As lead guitarist of the Rolling Stones, Keith Richards created the riffs, the lyrics, and the songs that roused the world. A true and towering original, he has always walked his own path, spoken his mind, and done things his own way. Now at last Richards pauses to tell his story in the most anticipated autobiography in decades. And what a story! Listening obsessively to Chuck Berry and Muddy Waters records in a coldwater flat with Mick Jagger and Brian Jones, building a sound and a band out of music they loved. Finding fame and success as a bad-boy band, only to find themselves challenged by authorities everywhere. Dropping his guitar's sixth string to create a new sound that allowed him to create immortal riffs like those in "Honky Tonk Woman" and "Jumpin' Jack Flash." Falling in love with Anita Pallenberg, Brian Jones's girlfriend. Arrested and imprisoned for drug possession. Tax exile in France and recording Exile on Main Street. Ever-increasing fame, isolation, and addiction making life an ever faster frenzy. Through it all, Richards remained devoted to the music of the band, until even that was challenged by Mick Jagger's attempt at a solo career, leading to a decade of conflicts and ultimately the biggest reunion tour in history. In a voice that is uniquely and unmistakably him--part growl, part laugh--Keith Richards brings us the truest rock-and-roll life of our times, unfettered and fearless and true.
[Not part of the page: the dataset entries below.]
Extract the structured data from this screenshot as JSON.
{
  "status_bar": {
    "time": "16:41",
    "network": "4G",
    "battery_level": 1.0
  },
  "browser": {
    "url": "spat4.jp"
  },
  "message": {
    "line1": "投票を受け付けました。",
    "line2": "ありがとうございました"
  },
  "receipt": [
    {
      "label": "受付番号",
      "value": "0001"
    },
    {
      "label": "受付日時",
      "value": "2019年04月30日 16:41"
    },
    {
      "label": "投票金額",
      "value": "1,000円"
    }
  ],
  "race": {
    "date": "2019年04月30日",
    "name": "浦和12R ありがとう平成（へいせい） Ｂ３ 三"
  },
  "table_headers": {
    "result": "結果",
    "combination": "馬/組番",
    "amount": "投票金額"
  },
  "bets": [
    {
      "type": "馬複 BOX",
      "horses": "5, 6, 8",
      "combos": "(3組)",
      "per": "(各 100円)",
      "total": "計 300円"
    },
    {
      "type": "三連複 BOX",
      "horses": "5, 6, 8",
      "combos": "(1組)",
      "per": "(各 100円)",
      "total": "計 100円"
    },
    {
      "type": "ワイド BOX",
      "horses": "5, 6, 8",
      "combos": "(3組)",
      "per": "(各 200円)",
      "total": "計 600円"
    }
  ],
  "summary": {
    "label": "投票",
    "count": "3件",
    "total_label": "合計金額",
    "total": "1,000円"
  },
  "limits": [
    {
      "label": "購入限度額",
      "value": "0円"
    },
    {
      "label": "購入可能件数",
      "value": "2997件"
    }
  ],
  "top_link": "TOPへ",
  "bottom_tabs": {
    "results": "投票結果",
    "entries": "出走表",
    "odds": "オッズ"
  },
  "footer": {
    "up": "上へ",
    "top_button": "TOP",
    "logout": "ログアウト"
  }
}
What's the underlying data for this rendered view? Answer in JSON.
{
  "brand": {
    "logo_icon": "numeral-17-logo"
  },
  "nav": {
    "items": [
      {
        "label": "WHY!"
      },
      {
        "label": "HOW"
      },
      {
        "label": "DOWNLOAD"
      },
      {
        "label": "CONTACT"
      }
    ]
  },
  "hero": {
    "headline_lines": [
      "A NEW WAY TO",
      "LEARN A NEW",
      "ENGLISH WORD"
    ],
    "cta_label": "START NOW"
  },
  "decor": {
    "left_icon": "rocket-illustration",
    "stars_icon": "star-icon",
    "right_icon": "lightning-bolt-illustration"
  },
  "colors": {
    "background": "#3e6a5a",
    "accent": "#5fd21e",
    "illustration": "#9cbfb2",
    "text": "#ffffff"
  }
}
Richards' rich voice introduces the audiobook edition of LIFE and leads us into Johnny Depp's performance, while fellow artist Joe Hurley bridges the long road traveled before Richards closes with the final chapter of this incredible 23-hour production, which includes a bonus PDF of photos.
Author: Gloria Naylor
The National Book Award-winning novel that launched the brilliant career of Gloria Naylor (1950-2016) In her heralded first novel, Gloria Naylor weaves together the stories of seven women living in Brewster Place, a bleak-inner city sanctuary, creative a powerful, moving portrait of the strengths, struggles, and hopes of black women in America. Vulnerable and resilient, openhanded and openhearted, these women forge their lives in a place that in turn threatens and protects - a common prison and a shared home. Adapted into a 1989 ABC miniseries starring Oprah Winfrey, The Women of Brewster Place is a contemporary classic - and a touching and unforgettable read. "[A] shrewd and lyrical portrayal of many of the realities of black life . . . Miss Naylor bravely risks sentimentality and melodrama to write her compassion and outrage large, and she pulls it off triumphantly." -The New York Times Book Review
Author: Geoff Dyer
Publisher: Graywolf Press
The first novel, in revised form, from "possibly the best living writer in Britain" (The Daily Telegraph) In The Colour of Memory, six friends plot a nomadic course through their mid-twenties as they scratch out an existence in near-destitute conditions in 1980s South London. They while away their hours drinking cheap beer, landing jobs and quickly squandering them, smoking weed, dodging muggings, listening to Coltrane, finding and losing a facsimile of love, collecting unemployment, and discussing politics in the way of the besotted young—as if they were employed only by the lives they chose. In his vivid evocation of council flats and pubs, of a life lived in the teeth of romantic ideals, Geoff Dyer provides a shockingly relevant snapshot of a different Lost Generation.